Exercise directions: Report only how many lines below include "Files".

[Data records for software interfaces]

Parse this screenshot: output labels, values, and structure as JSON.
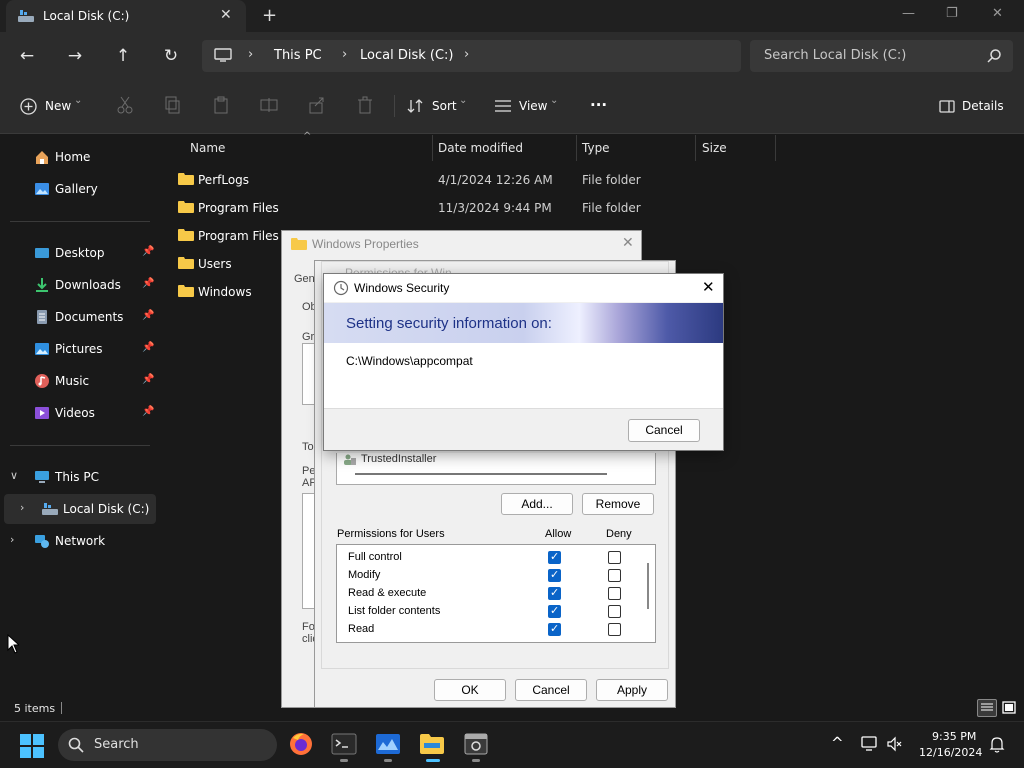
{
  "window": {
    "tab_title": "Local Disk (C:)",
    "tab_close": "✕",
    "new_tab": "+",
    "minimize": "—",
    "maximize": "❐",
    "close": "✕"
  },
  "nav": {
    "back": "←",
    "forward": "→",
    "up": "↑",
    "refresh": "↻",
    "breadcrumb": [
      "This PC",
      "Local Disk (C:)"
    ],
    "chevron": "›",
    "search_placeholder": "Search Local Disk (C:)"
  },
  "command_bar": {
    "new_label": "New",
    "sort_label": "Sort",
    "view_label": "View",
    "more": "···",
    "details_label": "Details",
    "caret": "⌄"
  },
  "sidebar": {
    "items": [
      {
        "label": "Home",
        "icon": "home-icon"
      },
      {
        "label": "Gallery",
        "icon": "gallery-icon"
      },
      {
        "label": "Desktop",
        "icon": "desktop-icon",
        "pinned": true
      },
      {
        "label": "Downloads",
        "icon": "download-icon",
        "pinned": true
      },
      {
        "label": "Documents",
        "icon": "documents-icon",
        "pinned": true
      },
      {
        "label": "Pictures",
        "icon": "pictures-icon",
        "pinned": true
      },
      {
        "label": "Music",
        "icon": "music-icon",
        "pinned": true
      },
      {
        "label": "Videos",
        "icon": "videos-icon",
        "pinned": true
      },
      {
        "label": "This PC",
        "icon": "pc-icon"
      },
      {
        "label": "Local Disk (C:)",
        "icon": "drive-icon"
      },
      {
        "label": "Network",
        "icon": "network-icon"
      }
    ],
    "pin_glyph": "📌",
    "expand_open": "∨",
    "expand_closed": "›"
  },
  "file_list": {
    "columns": [
      "Name",
      "Date modified",
      "Type",
      "Size"
    ],
    "sort_arrow": "^",
    "rows": [
      {
        "name": "PerfLogs",
        "date": "4/1/2024 12:26 AM",
        "type": "File folder"
      },
      {
        "name": "Program Files",
        "date": "11/3/2024 9:44 PM",
        "type": "File folder"
      },
      {
        "name": "Program Files (x",
        "date": "",
        "type": ""
      },
      {
        "name": "Users",
        "date": "",
        "type": ""
      },
      {
        "name": "Windows",
        "date": "",
        "type": ""
      }
    ]
  },
  "status": {
    "items_count": "5 items"
  },
  "properties_dialog": {
    "title": "Windows Properties",
    "tab_fragment": "Gen",
    "fragments": [
      "Ob",
      "Gr",
      "To",
      "Pe",
      "AP",
      "Fo",
      "clic"
    ]
  },
  "permissions_dialog": {
    "title_fragment": "Permissions for Win",
    "principal": "TrustedInstaller",
    "add_label": "Add...",
    "remove_label": "Remove",
    "permissions_header": "Permissions for Users",
    "allow_header": "Allow",
    "deny_header": "Deny",
    "permissions": [
      {
        "name": "Full control",
        "allow": true,
        "deny": false
      },
      {
        "name": "Modify",
        "allow": true,
        "deny": false
      },
      {
        "name": "Read & execute",
        "allow": true,
        "deny": false
      },
      {
        "name": "List folder contents",
        "allow": true,
        "deny": false
      },
      {
        "name": "Read",
        "allow": true,
        "deny": false
      }
    ],
    "ok_label": "OK",
    "cancel_label": "Cancel",
    "apply_label": "Apply"
  },
  "security_dialog": {
    "title": "Windows Security",
    "heading": "Setting security information on:",
    "path": "C:\\Windows\\appcompat",
    "cancel_label": "Cancel",
    "close": "✕"
  },
  "taskbar": {
    "search_label": "Search",
    "time": "9:35 PM",
    "date": "12/16/2024",
    "tray_chevron": "^"
  },
  "colors": {
    "accent": "#0a64c8",
    "folder": "#f7c948"
  }
}
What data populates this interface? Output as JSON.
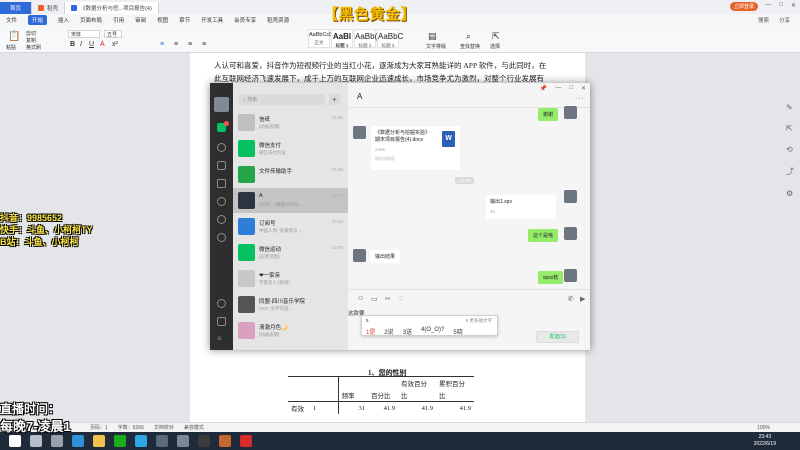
{
  "banner": "【黑色黄金】",
  "wps": {
    "tabs": [
      {
        "label": "首页",
        "type": "home"
      },
      {
        "label": "稻壳",
        "type": "normal"
      },
      {
        "label": "《数据分析与挖...项目报告(4)",
        "type": "active"
      }
    ],
    "login": "立即登录",
    "window_controls": [
      "—",
      "□",
      "✕"
    ],
    "menu": [
      "文件",
      "开始",
      "插入",
      "页面布局",
      "引用",
      "审阅",
      "视图",
      "章节",
      "开发工具",
      "会员专享",
      "稻壳资源"
    ],
    "menu_active": "开始",
    "menu_right": [
      "搜索",
      "分享"
    ],
    "ribbon": {
      "paste": "粘贴",
      "cut": "剪切",
      "copy": "复制",
      "format_painter": "格式刷",
      "font_name": "宋体",
      "font_size": "五号",
      "styles": [
        {
          "preview": "AaBbCcDi",
          "name": "正文"
        },
        {
          "preview": "AaBl",
          "name": "标题 1"
        },
        {
          "preview": "AaBb(",
          "name": "标题 2"
        },
        {
          "preview": "AaBbC",
          "name": "标题 3"
        }
      ],
      "text_layout": "文字排版",
      "find_replace": "查找替换",
      "select": "选择"
    }
  },
  "document": {
    "para_line1": "人认可和喜爱，抖音作为短视频行业的当红小花，逐渐成为大家耳熟能详的 APP 软件，与此同时，在",
    "para_line2": "此互联网经济飞速发展下，成千上万的互联网企业迅速成长，市场竞争尤为激烈，对整个行业发展有",
    "table_title": "1、您的性别",
    "table_header_top": [
      "",
      "",
      "",
      "",
      "有效百分",
      "累积百分"
    ],
    "table_header": [
      "",
      "",
      "频率",
      "百分比",
      "比",
      "比"
    ],
    "table_row": [
      "有效",
      "1",
      "31",
      "41.9",
      "41.9",
      "41.9"
    ]
  },
  "overlays": {
    "douyin": "抖音：9985652",
    "kuaishou": "快手：斗鱼、小柯柯TY",
    "bilibili": "B站：斗鱼、小柯柯",
    "live_time_label": "直播时间：",
    "live_time_value": "每晚7-凌晨1"
  },
  "statusbar": {
    "items": [
      "页码：1",
      "字数：5366",
      "文档校对",
      "兼容模式"
    ],
    "zoom": "100%"
  },
  "taskbar": {
    "time": "23:43",
    "date": "2022/6/19",
    "icons": [
      {
        "name": "start",
        "color": "#ffffff"
      },
      {
        "name": "search",
        "color": "#b7bfca"
      },
      {
        "name": "task-view",
        "color": "#9aa3ad"
      },
      {
        "name": "edge",
        "color": "#2f8fd8"
      },
      {
        "name": "explorer",
        "color": "#f0c14b"
      },
      {
        "name": "wechat",
        "color": "#1aad19"
      },
      {
        "name": "qq",
        "color": "#2ea8e5"
      },
      {
        "name": "app1",
        "color": "#5a6a7a"
      },
      {
        "name": "app2",
        "color": "#7c8896"
      },
      {
        "name": "obs",
        "color": "#3a3a3a"
      },
      {
        "name": "app3",
        "color": "#c46a2e"
      },
      {
        "name": "wps",
        "color": "#d62b2b"
      }
    ]
  },
  "wechat": {
    "search_placeholder": "搜索",
    "plus": "+",
    "conversations": [
      {
        "name": "信纸",
        "preview": "[动画表情]",
        "time": "21:00",
        "color": "#bfbfbf",
        "selected": false
      },
      {
        "name": "微信支付",
        "preview": "微信支付凭证",
        "time": "",
        "color": "#07c160",
        "selected": false
      },
      {
        "name": "文件传输助手",
        "preview": "",
        "time": "21:30",
        "color": "#26a64a",
        "selected": false
      },
      {
        "name": "A",
        "preview": "[文件] 《数据分析与...",
        "time": "23:40",
        "color": "#2b3440",
        "selected": true
      },
      {
        "name": "订阅号",
        "preview": "中国人保: 快来参与...",
        "time": "23:22",
        "color": "#2e7dd8",
        "selected": false
      },
      {
        "name": "微信运动",
        "preview": "[应用消息]",
        "time": "22:29",
        "color": "#07c160",
        "selected": false
      },
      {
        "name": "❤一家亲",
        "preview": "字客老人:[表情]",
        "time": "",
        "color": "#c8c8c8",
        "selected": false
      },
      {
        "name": "同盟-四川音乐学院",
        "preview": "XXX: 文字内容...",
        "time": "",
        "color": "#555555",
        "selected": false
      },
      {
        "name": "清澈月色🌙",
        "preview": "[动画表情]",
        "time": "",
        "color": "#d9a0c0",
        "selected": false
      }
    ],
    "chat_title": "A",
    "chat_controls": [
      "📌",
      "—",
      "□",
      "✕"
    ],
    "more": "···",
    "messages": {
      "xiexie": "谢谢",
      "file_name": "《数据分析与挖掘实验》期末项目报告(4).docx",
      "file_size": "249K",
      "file_source": "微信电脑版",
      "time_chip": "23:40",
      "spv_file": "输出1.spv",
      "spv_size": "4K",
      "zhege_ruanjian": "这个是啥",
      "shuchu_jieguo": "输出结果",
      "spss_ruanjian": "spss软"
    },
    "tools": [
      "☺",
      "▭",
      "✂",
      "◌"
    ],
    "call_icons": [
      "✆",
      "▶"
    ],
    "input_text": "这款要",
    "ime": {
      "pinyin": "s",
      "hint": "5 更多朋文字",
      "candidates": [
        "1是",
        "2说",
        "3送",
        "4(O_O)?",
        "5晓"
      ]
    },
    "send": "发送(S)"
  }
}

Response: 2